An Overview of Offender Reentry found that family ties provide the “greatest tangible and emotional support to offenders as they reenter the community. Former offenders who are married or have long-term relationships are less likely to recidivate or use drugs or alcohol compared to those in more casual relationships.”
The National Institute of Justice (NIJ) produced the study and found many returning citizens have lingering or contagious diseases, depression or other mental illnesses. Nonetheless, budget shortages prevent creating enough programs for the physical and mental health needs of returning citizens. Additionally, most prisons and jails do not assess its services, thus making it difficult to evaluate “what works” for a successful return to the community.

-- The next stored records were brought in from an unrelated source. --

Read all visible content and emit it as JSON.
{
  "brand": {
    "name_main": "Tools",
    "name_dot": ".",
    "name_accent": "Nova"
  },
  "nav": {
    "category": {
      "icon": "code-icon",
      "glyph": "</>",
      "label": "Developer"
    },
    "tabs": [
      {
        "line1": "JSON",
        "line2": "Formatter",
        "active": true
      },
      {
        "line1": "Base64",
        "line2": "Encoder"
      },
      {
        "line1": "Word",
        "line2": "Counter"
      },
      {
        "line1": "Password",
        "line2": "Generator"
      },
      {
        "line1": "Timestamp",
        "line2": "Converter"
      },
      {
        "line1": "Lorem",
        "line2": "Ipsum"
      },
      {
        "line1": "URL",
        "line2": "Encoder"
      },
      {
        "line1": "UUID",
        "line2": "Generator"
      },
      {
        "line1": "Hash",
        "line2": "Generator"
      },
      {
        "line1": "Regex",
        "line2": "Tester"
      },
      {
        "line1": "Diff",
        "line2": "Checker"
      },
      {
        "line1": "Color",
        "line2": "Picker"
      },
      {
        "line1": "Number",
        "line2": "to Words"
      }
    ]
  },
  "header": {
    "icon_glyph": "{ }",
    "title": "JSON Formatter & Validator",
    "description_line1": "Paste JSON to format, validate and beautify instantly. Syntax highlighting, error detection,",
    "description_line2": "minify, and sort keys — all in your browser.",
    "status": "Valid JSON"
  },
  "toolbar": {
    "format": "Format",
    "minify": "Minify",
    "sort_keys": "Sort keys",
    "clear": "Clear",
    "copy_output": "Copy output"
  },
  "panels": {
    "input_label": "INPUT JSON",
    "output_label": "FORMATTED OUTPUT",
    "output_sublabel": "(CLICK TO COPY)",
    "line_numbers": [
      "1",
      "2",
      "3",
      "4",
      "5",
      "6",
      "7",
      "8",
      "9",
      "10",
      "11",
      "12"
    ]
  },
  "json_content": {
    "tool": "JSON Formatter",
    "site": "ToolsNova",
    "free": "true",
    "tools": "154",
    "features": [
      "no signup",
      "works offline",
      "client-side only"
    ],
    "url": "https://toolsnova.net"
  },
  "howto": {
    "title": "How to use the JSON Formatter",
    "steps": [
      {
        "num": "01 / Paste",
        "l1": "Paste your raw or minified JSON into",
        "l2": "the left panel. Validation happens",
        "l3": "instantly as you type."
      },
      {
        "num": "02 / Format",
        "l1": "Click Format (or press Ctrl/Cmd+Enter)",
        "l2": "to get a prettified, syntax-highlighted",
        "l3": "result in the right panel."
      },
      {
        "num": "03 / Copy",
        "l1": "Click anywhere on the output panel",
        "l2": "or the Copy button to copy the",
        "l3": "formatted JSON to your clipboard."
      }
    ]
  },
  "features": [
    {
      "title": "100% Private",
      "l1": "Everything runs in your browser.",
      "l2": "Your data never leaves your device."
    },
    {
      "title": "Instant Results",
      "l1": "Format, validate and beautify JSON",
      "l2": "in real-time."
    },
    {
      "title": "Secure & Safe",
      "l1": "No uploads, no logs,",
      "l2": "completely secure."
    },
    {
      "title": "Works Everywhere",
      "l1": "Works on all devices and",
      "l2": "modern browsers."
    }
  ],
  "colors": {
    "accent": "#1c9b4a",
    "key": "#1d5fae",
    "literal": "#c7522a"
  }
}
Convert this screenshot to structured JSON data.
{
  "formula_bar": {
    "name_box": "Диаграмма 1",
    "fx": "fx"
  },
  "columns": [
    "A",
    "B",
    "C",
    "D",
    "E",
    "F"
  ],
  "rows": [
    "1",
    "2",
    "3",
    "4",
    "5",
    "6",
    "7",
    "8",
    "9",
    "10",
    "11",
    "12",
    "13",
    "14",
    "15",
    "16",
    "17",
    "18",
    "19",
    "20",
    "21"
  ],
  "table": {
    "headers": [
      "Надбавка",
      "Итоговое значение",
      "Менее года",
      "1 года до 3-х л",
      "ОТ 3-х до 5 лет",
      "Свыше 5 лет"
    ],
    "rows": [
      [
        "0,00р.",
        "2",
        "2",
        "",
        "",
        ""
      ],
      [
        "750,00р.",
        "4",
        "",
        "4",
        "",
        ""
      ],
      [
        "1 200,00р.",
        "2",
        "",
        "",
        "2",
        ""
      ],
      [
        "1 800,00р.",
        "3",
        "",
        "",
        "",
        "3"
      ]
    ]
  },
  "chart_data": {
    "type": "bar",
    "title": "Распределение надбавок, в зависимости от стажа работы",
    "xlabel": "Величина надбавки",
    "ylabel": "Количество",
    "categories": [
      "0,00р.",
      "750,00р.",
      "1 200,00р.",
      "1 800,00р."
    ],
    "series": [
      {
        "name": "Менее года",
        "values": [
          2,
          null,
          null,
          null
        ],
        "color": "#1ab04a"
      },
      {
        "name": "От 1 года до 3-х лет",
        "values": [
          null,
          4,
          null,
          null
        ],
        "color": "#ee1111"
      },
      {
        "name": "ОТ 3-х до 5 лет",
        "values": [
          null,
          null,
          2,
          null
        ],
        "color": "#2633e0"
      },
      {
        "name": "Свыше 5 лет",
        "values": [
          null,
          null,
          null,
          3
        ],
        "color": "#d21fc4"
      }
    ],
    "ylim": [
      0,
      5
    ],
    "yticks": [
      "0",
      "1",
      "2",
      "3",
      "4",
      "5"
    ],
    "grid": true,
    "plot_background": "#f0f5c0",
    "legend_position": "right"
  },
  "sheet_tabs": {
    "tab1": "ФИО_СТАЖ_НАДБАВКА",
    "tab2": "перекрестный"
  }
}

The study pinpointed services and programs that reduce recidivism.
Housing and Employment
Mental health, drug arrest records, and legal restrictions have hampered returning citizens’ ability to find stable housing. Providing housing assistance had the greatest positive effect on returning people, the study found.
“The state typically spends $71,000 a year to house an inmate. It costs about $5,000 total to help put one [incarcerated] student through community college”, reports Fast Company.
Steady employment plays an important role in reducing recidivism and allows returning citizens to contribute to and develop social ties with their community.
The study found that providing inmates educational opportunities and work experiences while incarcerated reduced recidivism.
Inmates who received education while incarcerated reduced the risk of recidivating after release by 43 percent, a 2013 RAND study showed.
Substance Abuse Treatment
A substance abuse treatment program in Hawaii relied on random drug testing, which reduced recidivism. The same outcomes, however, when tried in other places, were not reproduced.
“In 1935 the Supreme Court declared that a prosecutors job is more than merely winning every case by racking up convictions; it also included seeing that justice is done.” “Pressing Pause on Marijuana Convictions” NYT Opinion July 30, 2018
The NIJ study found that alcohol abuse treatment while incarcerated reduced recidivism for drunk drivers.
Long-term residential treatment for substance abuse disorders reduced recidivism, the study found.
State verse County Control
California experimented with sentencing alternatives to reduce prison populations by giving county governments more responsibility after criminal convictions.
“In their observational study using administrative data, they found that offenders who were released from state to county control generally had slightly higher recidivism rates, but the findings varied greatly from county to county,” NIJ reports.
The NIJ study also examined displaced returning citizens in Louisiana after Hurricane Katrina and found “that offenders who did not return to their home county had lower rates of recidivism.”
Application of Technology
NIJ determined that the Global Positioning System (GPS) is an effective monitoring tool for individuals who are on parole.
The study examined high-risk gang and sex offenders, monitored by GPS. GPS effectively identified offenders who violated parole. The results showed monitoring high-risk offenders by GPS led to fewer parole violations.
For low-risk offenders, having offenders report to an office for supervision effectively reduced parole violations and recidivism — and remote, tele-supervision was just as effective.
Reentry services vary across the nation and are not consistent. Additionally, to identify reentry needs or potential for future criminal behavior, reliable assessment and screening tools are vital.
“The type, level and intensity of service will vary by an offender’s needs,” NIJ found. “It’s critical that a risk of reoffending be appropriately identified. Research shows that exposing low-risk offenders to programming for high-risk offenders can be harmful.”
Finally NIJ recommends, “A holistic approach to offender reentry — one that emphasizes the challenges faced by offenders as they return, and the impact of their return on families, victims and communities — is critical to addressing public safety.”